    • Vibrations move from vestibular canal to tympanic canal across the basilar membrane
    • Basilar membrane moves up and down and the stereocilia of the hair cells bend
      • Generates nerve impulses in the cochlear nerve
      • Travel to the brain
      • Auditory cortex interprets them as sound
hearing auditory pathway cont d2
Hearing: Auditory Pathway cont’d.
  • Each part of the spiral organ is sensitive to different wave frequencies or pitch of sound
    • Tip = low pitches, base = high pitches
    • Nerve fibers along length lead to slightly different areas of auditory cortex
    • Pitch we hear depends on which region of the basilar membrane is vibrating and which area of the auditory cortex is stimulated
  • Volume is a function of amplitude of sound waves
    • Loud sounds cause greater vibrations of basilar membrane

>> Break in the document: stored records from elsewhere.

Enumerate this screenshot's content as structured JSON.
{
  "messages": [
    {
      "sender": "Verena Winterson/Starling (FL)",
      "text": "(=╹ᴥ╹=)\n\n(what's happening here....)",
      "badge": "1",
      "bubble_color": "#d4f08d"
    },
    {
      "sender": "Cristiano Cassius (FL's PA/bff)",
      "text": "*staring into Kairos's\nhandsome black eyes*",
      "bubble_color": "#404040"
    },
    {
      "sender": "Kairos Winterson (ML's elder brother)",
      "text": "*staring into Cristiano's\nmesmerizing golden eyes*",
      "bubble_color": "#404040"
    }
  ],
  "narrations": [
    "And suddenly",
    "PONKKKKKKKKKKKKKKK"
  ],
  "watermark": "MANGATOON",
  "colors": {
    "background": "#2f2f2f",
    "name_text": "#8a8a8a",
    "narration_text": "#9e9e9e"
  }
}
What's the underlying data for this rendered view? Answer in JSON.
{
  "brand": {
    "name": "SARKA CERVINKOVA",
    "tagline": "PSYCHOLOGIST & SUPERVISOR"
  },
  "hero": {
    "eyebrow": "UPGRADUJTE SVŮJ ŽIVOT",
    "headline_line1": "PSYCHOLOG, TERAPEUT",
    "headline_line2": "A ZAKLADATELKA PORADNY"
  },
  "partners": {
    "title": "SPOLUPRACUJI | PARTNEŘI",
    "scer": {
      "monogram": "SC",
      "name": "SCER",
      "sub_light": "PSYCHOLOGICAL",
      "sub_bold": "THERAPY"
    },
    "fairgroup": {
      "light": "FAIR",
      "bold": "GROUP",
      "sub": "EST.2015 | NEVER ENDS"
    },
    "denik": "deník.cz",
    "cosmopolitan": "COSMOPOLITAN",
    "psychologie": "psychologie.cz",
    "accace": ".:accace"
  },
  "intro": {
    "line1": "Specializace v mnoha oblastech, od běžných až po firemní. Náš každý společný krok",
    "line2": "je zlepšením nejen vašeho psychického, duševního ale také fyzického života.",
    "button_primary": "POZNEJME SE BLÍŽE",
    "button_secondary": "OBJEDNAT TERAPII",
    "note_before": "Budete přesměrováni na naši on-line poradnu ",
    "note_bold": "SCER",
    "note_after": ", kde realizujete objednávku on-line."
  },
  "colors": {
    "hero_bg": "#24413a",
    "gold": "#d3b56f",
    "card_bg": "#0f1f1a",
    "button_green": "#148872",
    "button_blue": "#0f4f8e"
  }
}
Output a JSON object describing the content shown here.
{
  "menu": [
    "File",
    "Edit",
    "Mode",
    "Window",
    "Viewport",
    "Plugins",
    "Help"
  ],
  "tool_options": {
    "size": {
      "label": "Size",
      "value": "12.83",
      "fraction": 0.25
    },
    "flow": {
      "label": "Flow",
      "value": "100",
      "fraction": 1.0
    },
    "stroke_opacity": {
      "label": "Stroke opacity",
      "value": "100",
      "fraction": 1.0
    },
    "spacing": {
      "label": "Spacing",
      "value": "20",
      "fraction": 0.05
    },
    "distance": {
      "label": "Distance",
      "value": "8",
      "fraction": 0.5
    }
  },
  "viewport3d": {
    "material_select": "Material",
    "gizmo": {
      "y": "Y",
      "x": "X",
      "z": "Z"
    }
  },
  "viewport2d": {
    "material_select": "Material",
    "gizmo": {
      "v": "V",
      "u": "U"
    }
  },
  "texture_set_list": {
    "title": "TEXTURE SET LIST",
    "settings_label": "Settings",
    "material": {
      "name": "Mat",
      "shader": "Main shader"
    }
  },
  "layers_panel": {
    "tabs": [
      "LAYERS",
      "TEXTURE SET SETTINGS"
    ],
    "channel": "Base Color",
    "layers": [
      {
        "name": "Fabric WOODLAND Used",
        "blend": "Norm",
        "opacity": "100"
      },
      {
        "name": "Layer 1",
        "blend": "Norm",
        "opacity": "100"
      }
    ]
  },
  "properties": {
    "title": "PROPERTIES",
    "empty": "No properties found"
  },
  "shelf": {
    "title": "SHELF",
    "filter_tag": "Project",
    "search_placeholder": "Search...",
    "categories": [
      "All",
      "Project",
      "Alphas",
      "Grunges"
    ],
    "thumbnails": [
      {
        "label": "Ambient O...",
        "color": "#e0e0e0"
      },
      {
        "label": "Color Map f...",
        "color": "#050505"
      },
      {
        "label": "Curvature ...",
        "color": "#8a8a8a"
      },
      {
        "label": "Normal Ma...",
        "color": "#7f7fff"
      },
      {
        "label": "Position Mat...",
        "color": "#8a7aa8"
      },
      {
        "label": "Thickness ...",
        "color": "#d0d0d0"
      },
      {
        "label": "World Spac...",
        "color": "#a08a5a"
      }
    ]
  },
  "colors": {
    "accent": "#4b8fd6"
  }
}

    • Increased stimulation is interpreted as volume
    • Brain interprets tone based on distribution of hair cells stimulated
ear sense of equilibrium
Ear: Sense of Equilibrium
  • 3 semicircular canals each processing different motions
    • Horizontal motion, Head tilting, Rotation
  • Rotational Equilibrium Pathways
    • Receptors are found in the ampulla of the semicircular canals and contain hair cells with stereocillia.
    • Hair cells in the ampulla have cilia embedded in a gel-like mass, the cupula. 
    • As fluid within a canal flows and bends a cupula, the stereocilia are bent and this changes the pattern of impulses carried in the vestibular nerve to cerebellum and cerebrum
      • Brain uses this information to make postural corrections
    • Vertigo- dizziness and sense of rotation
    • Motion sickness- from continuous movement of fluid in semicircular canals
equilibrium cont d
Equilibrium cont’d.
  • Gravitational equilibrium pathway
    • Depends on utricle and saccule
      • Utricle is sensitive to horizontal movements of the head
      • Saccule is sensitive to vertical movements of the head
    • Both contain hair cells with stereocilia are embedded in otolithic membrane
      • Large central cilium called the kinetocilium
      • Calcium carbonate granules (otoliths) rest on otolithic membrane
    • When head or body moves in horizontal or vertical plane the otoliths are displaced and the otolithic membrane sags
sense of equilibrium cont d
Sense of equilibrium cont’d.
  • Gravitational equilibrium pathway cont’d.
    • If stereocilia are bent move toward the kinetocilium, nerve impulses increase in the vestibular nerve
    • If sterocilia are bent away from the kinetocilium, nerve impulses decrease in the vestibular nerve
    • When a person is upside down, impulses in the vestibular nerve stop
    • Vestibular cortex uses this information to determine movement of the head
      • Initiates appropriate motor output to right the body’s current position in space